**What you are asked to do:** All lines in the data below carrying the string "legend" are to be located and copied.

*** Records for this exercise Section Begins ***

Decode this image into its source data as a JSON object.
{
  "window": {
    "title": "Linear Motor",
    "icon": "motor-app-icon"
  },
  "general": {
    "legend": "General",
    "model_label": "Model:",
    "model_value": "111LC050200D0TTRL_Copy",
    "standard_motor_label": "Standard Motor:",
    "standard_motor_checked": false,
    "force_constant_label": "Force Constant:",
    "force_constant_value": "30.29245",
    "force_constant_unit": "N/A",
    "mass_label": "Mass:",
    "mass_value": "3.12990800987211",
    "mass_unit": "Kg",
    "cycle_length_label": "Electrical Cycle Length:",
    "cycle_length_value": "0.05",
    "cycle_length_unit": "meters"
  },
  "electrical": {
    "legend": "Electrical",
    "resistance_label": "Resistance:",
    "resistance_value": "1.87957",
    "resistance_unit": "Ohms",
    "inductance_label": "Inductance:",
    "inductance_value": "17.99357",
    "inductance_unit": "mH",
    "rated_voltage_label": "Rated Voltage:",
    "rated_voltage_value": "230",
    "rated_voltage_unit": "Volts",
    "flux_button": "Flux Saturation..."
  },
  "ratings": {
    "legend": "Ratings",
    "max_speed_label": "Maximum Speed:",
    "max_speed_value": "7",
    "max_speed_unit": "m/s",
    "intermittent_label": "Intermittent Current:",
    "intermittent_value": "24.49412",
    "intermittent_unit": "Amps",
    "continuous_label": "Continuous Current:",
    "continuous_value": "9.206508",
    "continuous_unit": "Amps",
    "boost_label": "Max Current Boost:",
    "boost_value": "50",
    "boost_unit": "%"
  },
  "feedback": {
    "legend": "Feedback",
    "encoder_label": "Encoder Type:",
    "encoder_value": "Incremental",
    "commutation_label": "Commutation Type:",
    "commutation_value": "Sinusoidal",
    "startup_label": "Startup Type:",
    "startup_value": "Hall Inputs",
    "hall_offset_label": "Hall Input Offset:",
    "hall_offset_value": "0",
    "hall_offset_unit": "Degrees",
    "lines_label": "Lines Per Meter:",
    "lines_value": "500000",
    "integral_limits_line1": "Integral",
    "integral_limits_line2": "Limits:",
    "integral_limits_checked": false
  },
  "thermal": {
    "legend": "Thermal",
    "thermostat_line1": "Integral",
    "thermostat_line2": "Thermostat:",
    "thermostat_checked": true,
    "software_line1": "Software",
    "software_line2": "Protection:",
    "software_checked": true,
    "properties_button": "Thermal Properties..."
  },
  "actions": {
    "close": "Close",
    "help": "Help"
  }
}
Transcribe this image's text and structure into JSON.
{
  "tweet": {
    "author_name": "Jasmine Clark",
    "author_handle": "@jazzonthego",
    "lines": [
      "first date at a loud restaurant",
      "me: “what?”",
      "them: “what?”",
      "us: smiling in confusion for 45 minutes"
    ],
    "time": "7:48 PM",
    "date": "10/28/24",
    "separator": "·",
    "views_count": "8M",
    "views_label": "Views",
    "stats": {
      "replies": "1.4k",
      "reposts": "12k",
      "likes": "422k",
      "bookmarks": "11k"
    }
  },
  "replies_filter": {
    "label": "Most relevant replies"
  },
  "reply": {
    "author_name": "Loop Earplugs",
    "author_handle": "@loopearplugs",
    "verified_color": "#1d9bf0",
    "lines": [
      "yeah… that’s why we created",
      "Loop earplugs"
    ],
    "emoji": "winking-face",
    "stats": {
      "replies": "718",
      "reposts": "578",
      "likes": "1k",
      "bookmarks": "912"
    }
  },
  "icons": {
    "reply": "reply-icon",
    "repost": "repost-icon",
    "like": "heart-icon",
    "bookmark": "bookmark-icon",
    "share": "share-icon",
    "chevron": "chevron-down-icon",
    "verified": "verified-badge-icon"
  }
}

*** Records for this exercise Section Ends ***

**Response below:**
    "legend": "General",
    "legend": "Electrical",
    "legend": "Ratings",
    "legend": "Feedback",
    "legend": "Thermal",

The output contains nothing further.